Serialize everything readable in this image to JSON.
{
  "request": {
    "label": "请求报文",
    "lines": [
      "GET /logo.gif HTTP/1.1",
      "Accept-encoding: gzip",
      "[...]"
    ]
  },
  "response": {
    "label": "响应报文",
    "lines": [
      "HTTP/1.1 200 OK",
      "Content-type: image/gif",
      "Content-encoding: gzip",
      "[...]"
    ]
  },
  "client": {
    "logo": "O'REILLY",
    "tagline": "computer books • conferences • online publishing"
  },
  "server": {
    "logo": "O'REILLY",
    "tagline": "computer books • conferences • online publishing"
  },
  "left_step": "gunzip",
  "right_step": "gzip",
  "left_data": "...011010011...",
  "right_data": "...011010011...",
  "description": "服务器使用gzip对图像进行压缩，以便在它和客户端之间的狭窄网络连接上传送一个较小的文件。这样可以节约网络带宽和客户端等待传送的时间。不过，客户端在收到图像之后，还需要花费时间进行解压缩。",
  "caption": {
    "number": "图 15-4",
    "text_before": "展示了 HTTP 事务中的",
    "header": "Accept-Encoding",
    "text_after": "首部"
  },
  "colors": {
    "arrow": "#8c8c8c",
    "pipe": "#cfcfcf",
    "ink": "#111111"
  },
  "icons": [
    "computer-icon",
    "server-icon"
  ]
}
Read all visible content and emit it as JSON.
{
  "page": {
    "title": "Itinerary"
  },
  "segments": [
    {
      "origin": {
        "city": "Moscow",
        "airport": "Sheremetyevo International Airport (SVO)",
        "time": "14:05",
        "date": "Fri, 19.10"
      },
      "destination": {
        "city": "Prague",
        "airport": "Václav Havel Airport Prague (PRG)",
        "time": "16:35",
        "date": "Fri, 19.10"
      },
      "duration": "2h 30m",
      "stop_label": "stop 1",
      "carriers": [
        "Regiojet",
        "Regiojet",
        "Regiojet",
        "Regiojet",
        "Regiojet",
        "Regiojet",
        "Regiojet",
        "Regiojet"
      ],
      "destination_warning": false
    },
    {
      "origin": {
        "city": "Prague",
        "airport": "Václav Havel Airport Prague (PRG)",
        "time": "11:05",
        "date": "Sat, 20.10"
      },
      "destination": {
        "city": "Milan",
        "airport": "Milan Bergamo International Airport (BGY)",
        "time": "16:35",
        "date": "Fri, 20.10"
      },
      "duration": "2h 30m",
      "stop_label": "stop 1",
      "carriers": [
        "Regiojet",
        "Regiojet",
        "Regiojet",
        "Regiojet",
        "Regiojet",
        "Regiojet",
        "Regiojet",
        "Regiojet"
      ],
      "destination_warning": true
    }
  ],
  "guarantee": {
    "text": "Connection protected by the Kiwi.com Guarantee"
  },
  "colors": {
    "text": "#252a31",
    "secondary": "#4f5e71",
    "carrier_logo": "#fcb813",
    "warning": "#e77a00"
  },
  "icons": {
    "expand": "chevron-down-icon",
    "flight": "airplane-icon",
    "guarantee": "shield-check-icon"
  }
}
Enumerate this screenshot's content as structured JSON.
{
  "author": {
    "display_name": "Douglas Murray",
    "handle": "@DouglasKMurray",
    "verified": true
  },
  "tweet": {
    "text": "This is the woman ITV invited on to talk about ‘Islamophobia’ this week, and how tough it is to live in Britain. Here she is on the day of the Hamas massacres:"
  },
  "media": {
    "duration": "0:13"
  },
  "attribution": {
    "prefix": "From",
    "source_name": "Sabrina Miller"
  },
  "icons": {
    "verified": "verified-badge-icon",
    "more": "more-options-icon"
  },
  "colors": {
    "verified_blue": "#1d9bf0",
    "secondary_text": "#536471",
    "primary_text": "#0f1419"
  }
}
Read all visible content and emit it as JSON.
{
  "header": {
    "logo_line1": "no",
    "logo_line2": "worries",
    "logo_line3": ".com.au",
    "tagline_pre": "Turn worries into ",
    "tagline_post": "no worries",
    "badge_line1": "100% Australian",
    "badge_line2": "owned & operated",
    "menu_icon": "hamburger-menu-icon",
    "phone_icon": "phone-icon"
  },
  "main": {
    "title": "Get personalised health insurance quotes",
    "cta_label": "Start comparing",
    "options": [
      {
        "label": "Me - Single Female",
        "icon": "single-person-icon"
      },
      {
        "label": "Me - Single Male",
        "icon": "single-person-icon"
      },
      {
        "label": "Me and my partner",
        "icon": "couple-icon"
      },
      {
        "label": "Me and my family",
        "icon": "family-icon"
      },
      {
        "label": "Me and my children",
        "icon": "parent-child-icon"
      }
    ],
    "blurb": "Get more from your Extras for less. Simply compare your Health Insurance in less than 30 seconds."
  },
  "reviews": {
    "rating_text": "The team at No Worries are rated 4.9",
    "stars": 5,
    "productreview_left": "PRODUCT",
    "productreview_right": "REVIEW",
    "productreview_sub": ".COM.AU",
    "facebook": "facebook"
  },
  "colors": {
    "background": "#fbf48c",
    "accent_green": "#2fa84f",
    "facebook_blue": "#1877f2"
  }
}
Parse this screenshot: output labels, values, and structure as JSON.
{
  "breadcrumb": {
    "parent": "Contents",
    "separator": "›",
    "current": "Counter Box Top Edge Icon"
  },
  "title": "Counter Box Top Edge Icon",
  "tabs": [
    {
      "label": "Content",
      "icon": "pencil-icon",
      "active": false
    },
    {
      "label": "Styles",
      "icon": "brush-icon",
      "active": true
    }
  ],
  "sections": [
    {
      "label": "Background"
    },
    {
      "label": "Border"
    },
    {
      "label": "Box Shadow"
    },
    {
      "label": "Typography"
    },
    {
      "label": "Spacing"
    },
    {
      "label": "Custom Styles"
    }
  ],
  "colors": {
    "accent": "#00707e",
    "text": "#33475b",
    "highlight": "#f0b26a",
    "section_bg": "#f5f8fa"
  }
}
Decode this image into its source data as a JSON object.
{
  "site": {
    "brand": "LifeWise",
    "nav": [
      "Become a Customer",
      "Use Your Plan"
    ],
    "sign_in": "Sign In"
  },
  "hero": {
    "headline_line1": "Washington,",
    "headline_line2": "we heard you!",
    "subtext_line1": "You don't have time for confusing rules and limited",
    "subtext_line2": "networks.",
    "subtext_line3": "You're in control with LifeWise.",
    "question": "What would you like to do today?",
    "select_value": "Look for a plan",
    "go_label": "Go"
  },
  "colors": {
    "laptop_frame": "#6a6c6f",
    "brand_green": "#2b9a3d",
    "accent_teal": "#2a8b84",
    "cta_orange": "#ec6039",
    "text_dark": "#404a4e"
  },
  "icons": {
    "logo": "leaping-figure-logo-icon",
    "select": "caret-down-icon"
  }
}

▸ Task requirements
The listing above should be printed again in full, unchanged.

▸ Task answer
Serialize everything readable in this image to JSON.
{
  "request": {
    "label": "请求报文",
    "lines": [
      "GET /logo.gif HTTP/1.1",
      "Accept-encoding: gzip",
      "[...]"
    ]
  },
  "response": {
    "label": "响应报文",
    "lines": [
      "HTTP/1.1 200 OK",
      "Content-type: image/gif",
      "Content-encoding: gzip",
      "[...]"
    ]
  },
  "client": {
    "logo": "O'REILLY",
    "tagline": "computer books • conferences • online publishing"
  },
  "server": {
    "logo": "O'REILLY",
    "tagline": "computer books • conferences • online publishing"
  },
  "left_step": "gunzip",
  "right_step": "gzip",
  "left_data": "...011010011...",
  "right_data": "...011010011...",
  "description": "服务器使用gzip对图像进行压缩，以便在它和客户端之间的狭窄网络连接上传送一个较小的文件。这样可以节约网络带宽和客户端等待传送的时间。不过，客户端在收到图像之后，还需要花费时间进行解压缩。",
  "caption": {
    "number": "图 15-4",
    "text_before": "展示了 HTTP 事务中的",
    "header": "Accept-Encoding",
    "text_after": "首部"
  },
  "colors": {
    "arrow": "#8c8c8c",
    "pipe": "#cfcfcf",
    "ink": "#111111"
  },
  "icons": [
    "computer-icon",
    "server-icon"
  ]
}
Read all visible content and emit it as JSON.
{
  "page": {
    "title": "Itinerary"
  },
  "segments": [
    {
      "origin": {
        "city": "Moscow",
        "airport": "Sheremetyevo International Airport (SVO)",
        "time": "14:05",
        "date": "Fri, 19.10"
      },
      "destination": {
        "city": "Prague",
        "airport": "Václav Havel Airport Prague (PRG)",
        "time": "16:35",
        "date": "Fri, 19.10"
      },
      "duration": "2h 30m",
      "stop_label": "stop 1",
      "carriers": [
        "Regiojet",
        "Regiojet",
        "Regiojet",
        "Regiojet",
        "Regiojet",
        "Regiojet",
        "Regiojet",
        "Regiojet"
      ],
      "destination_warning": false
    },
    {
      "origin": {
        "city": "Prague",
        "airport": "Václav Havel Airport Prague (PRG)",
        "time": "11:05",
        "date": "Sat, 20.10"
      },
      "destination": {
        "city": "Milan",
        "airport": "Milan Bergamo International Airport (BGY)",
        "time": "16:35",
        "date": "Fri, 20.10"
      },
      "duration": "2h 30m",
      "stop_label": "stop 1",
      "carriers": [
        "Regiojet",
        "Regiojet",
        "Regiojet",
        "Regiojet",
        "Regiojet",
        "Regiojet",
        "Regiojet",
        "Regiojet"
      ],
      "destination_warning": true
    }
  ],
  "guarantee": {
    "text": "Connection protected by the Kiwi.com Guarantee"
  },
  "colors": {
    "text": "#252a31",
    "secondary": "#4f5e71",
    "carrier_logo": "#fcb813",
    "warning": "#e77a00"
  },
  "icons": {
    "expand": "chevron-down-icon",
    "flight": "airplane-icon",
    "guarantee": "shield-check-icon"
  }
}
Enumerate this screenshot's content as structured JSON.
{
  "author": {
    "display_name": "Douglas Murray",
    "handle": "@DouglasKMurray",
    "verified": true
  },
  "tweet": {
    "text": "This is the woman ITV invited on to talk about ‘Islamophobia’ this week, and how tough it is to live in Britain. Here she is on the day of the Hamas massacres:"
  },
  "media": {
    "duration": "0:13"
  },
  "attribution": {
    "prefix": "From",
    "source_name": "Sabrina Miller"
  },
  "icons": {
    "verified": "verified-badge-icon",
    "more": "more-options-icon"
  },
  "colors": {
    "verified_blue": "#1d9bf0",
    "secondary_text": "#536471",
    "primary_text": "#0f1419"
  }
}
Read all visible content and emit it as JSON.
{
  "header": {
    "logo_line1": "no",
    "logo_line2": "worries",
    "logo_line3": ".com.au",
    "tagline_pre": "Turn worries into ",
    "tagline_post": "no worries",
    "badge_line1": "100% Australian",
    "badge_line2": "owned & operated",
    "menu_icon": "hamburger-menu-icon",
    "phone_icon": "phone-icon"
  },
  "main": {
    "title": "Get personalised health insurance quotes",
    "cta_label": "Start comparing",
    "options": [
      {
        "label": "Me - Single Female",
        "icon": "single-person-icon"
      },
      {
        "label": "Me - Single Male",
        "icon": "single-person-icon"
      },
      {
        "label": "Me and my partner",
        "icon": "couple-icon"
      },
      {
        "label": "Me and my family",
        "icon": "family-icon"
      },
      {
        "label": "Me and my children",
        "icon": "parent-child-icon"
      }
    ],
    "blurb": "Get more from your Extras for less. Simply compare your Health Insurance in less than 30 seconds."
  },
  "reviews": {
    "rating_text": "The team at No Worries are rated 4.9",
    "stars": 5,
    "productreview_left": "PRODUCT",
    "productreview_right": "REVIEW",
    "productreview_sub": ".COM.AU",
    "facebook": "facebook"
  },
  "colors": {
    "background": "#fbf48c",
    "accent_green": "#2fa84f",
    "facebook_blue": "#1877f2"
  }
}
Parse this screenshot: output labels, values, and structure as JSON.
{
  "breadcrumb": {
    "parent": "Contents",
    "separator": "›",
    "current": "Counter Box Top Edge Icon"
  },
  "title": "Counter Box Top Edge Icon",
  "tabs": [
    {
      "label": "Content",
      "icon": "pencil-icon",
      "active": false
    },
    {
      "label": "Styles",
      "icon": "brush-icon",
      "active": true
    }
  ],
  "sections": [
    {
      "label": "Background"
    },
    {
      "label": "Border"
    },
    {
      "label": "Box Shadow"
    },
    {
      "label": "Typography"
    },
    {
      "label": "Spacing"
    },
    {
      "label": "Custom Styles"
    }
  ],
  "colors": {
    "accent": "#00707e",
    "text": "#33475b",
    "highlight": "#f0b26a",
    "section_bg": "#f5f8fa"
  }
}
Decode this image into its source data as a JSON object.
{
  "site": {
    "brand": "LifeWise",
    "nav": [
      "Become a Customer",
      "Use Your Plan"
    ],
    "sign_in": "Sign In"
  },
  "hero": {
    "headline_line1": "Washington,",
    "headline_line2": "we heard you!",
    "subtext_line1": "You don't have time for confusing rules and limited",
    "subtext_line2": "networks.",
    "subtext_line3": "You're in control with LifeWise.",
    "question": "What would you like to do today?",
    "select_value": "Look for a plan",
    "go_label": "Go"
  },
  "colors": {
    "laptop_frame": "#6a6c6f",
    "brand_green": "#2b9a3d",
    "accent_teal": "#2a8b84",
    "cta_orange": "#ec6039",
    "text_dark": "#404a4e"
  },
  "icons": {
    "logo": "leaping-figure-logo-icon",
    "select": "caret-down-icon"
  }
}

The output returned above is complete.